Many stayed in Brest for months. They either rented flats or lived at the railway station. At the peak, there were 3,000 waiting to cross the border. In August 2016, around two hundred people gathered at the open-air camp at the Belarusian-Polish border to protest. They expected a Polish consul to meet with them. Belarusian human rights workers from the Human Constanta NGO opened a special mission in Brest. They monitored the situation, helped individuals and families with writing asylum applications and complaints, and provided aid.[9] Using the international advocacy mechanisms, Human Constanta managed to get several affirmative decisions on its complaints against Poland at the European Court of Human Rights. In the following years, the number of people seeking asylum via this route declined to 100 to 200 people[10] until in the Sring 2020 travel from Russian to Belarus became virtually impossible due to the Covid 19 pandemics.

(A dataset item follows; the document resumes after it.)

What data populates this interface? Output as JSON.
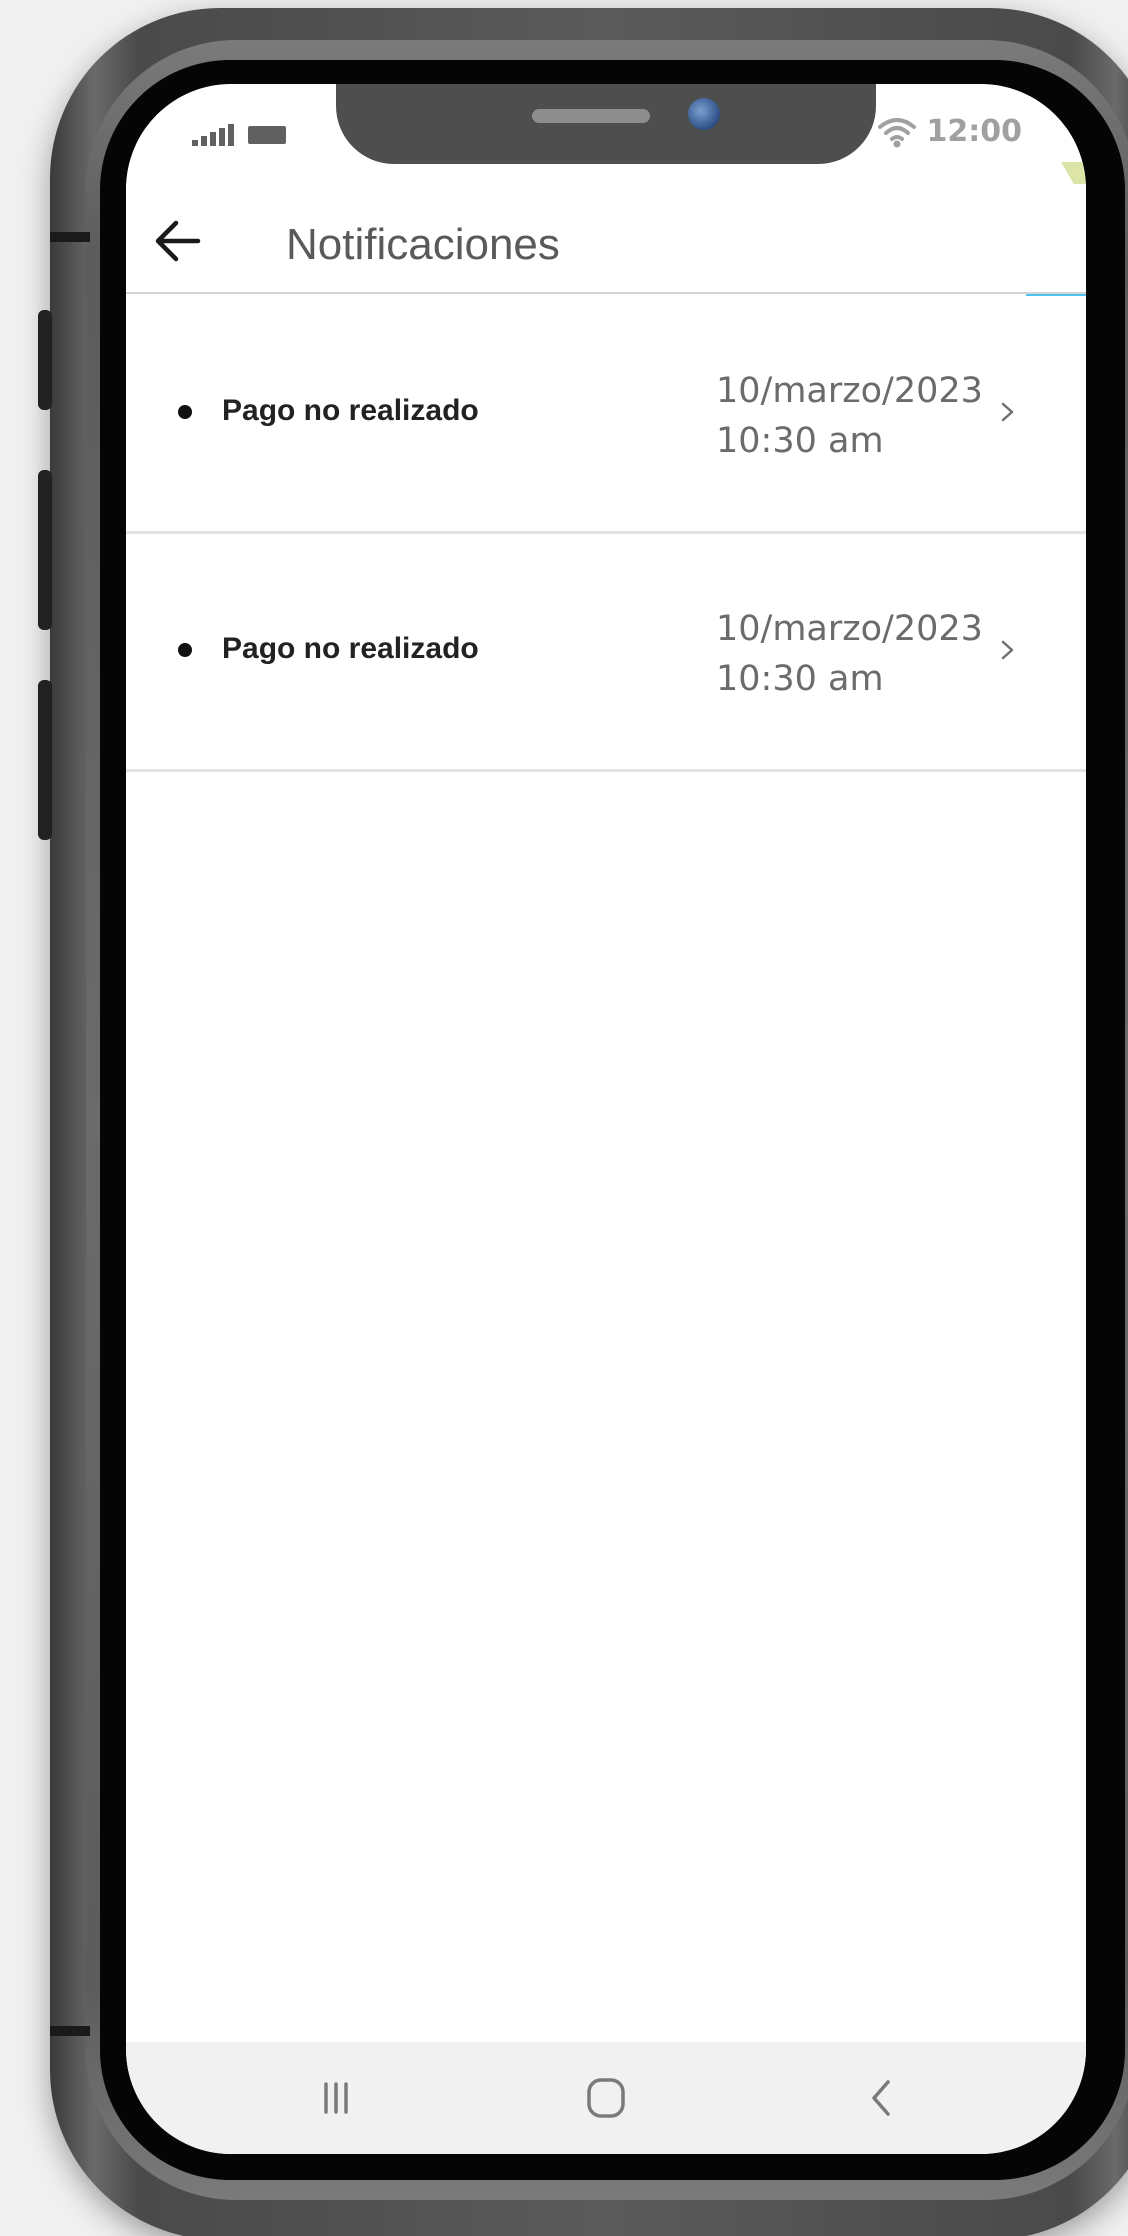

Human rights workers call those migrants invisible: neither the Belarusian society, nor media, nor the authorities gave much attention to situation. All of them preferred to treat it as a localcrisis.

The church involvement in this crisis was minimal. The following religious groups in Brestwere known to assist the migrants: a Greek Catholic parish of St Peter and Andrew (Fr Igor Kondratyev), which provided aid and gave shelter to some families; and an Orthodox parish of St Nicholas, which helped a volunteer Uladzimir Vialichkin to take care of sick Chechen children.[11]


[1] Numbers according to demographical yearbooks of Belarusian Statistical Committee.

[2] Можейко, Геннадий. «ТОП-7 крупнейших китайских проектов в Беларуси. «Комсомолка» посмотрела, насколько сильны белорусско-китайские экономические отношения». Комсомольская правда, 25.04.2019, https://www.kp.ru/daily/26971/4027379/

[3] Чайна-таун под Минском: из Китая перевозят даже бабушек. Спутник-Беларусь, 11.12.2018, https://sputnik.by/20181211/Chaynataun-pod-Minskom-iz-Kitaya-perevozyat-dazhe-babushek-1039098581.html

[4] Пустовит, Вероника. «Как китаец по национальности стал славянином по мировоззрению». Звязда, 28.03.2017, https://zviazda.by/ru/news/20170327/1490623911-kak-kitaec-po-nacionalnosti-stal-slavyaninom-po-mirovozzreniyu

[5] Numbers according to demographical yearbooks of Belarusian Statistical Committee. 

[6] Ivashyn, Dzianis. «Runaway Ukrainian Berkut fighters in the Police Service of Belarus». Informnapalm, 08.20.2017, https://informnapalm.org/en/runaway-berkut-policemen-from-ukrainian-on-active-duty-with-belarus-police/; Ivashyn, Dzianis. «Special investigation: what does Berkut defend in Belarus? Part I». Informnapalm, 27.03.2021, https://informnapalm.org/en/special-investigation-what-does-berkut-defend-in-belarus-part-i/; Ivashyn, Dzianis.»Special investigation: what does Berkut defend in Belarus? Part II». Informnapalm, 30.03.2021, https://informnapalm.org/en/special-investigation-what-does-berkut-defend-in-belarus-part-ii/; Ivashyn, Dzianis. «Special investigation: what does Berkut defend in Belarus? Part III». Informnapalm, 5.05.2021, https://informnapalm.org/en/special-investigation-what-does-berkut-defend-in-belarus-part-iii/

[7] Панковец, Змитер. «Кто он, Дмитрий Лемешенок? Человек в майке «ДНР», близкий к женскому монастырю в Новинках», Наша Ніва, 12.09.2017, https://nashaniva.com/?c=ar&i=197309&lang=ru

[8] «Как мы пережили революцию. Личный опыт монахини из Украины». Ютуб-канал Свято-Елисаветинского монастыря, https://youtu.be/bB9tPeVR2L0

[9] «Invisible refugees on the Belarusian-Polish border 2016-2017», Human Constanta, Minsk, Belarus, 2017,  https://humanconstanta.by/en/invisible-refugees-on-the-belarusian-polish-border-2016-2017/

[10] «Overview of the situation with “transit refugees” in Brest in September-December 2018», Human Constanta, 26.02.2019, https://humanconstanta.by/en/overview-of-the-situation-with-transit-refugees-in-brest-sep-dec-2018/

[11] «Беларусы навучыліся ненавідзець», «Людзкія справы», Белсат, 25.11.2016, https://belsat.eu/promotion/belarusy-navuchylisya-nenavidzets/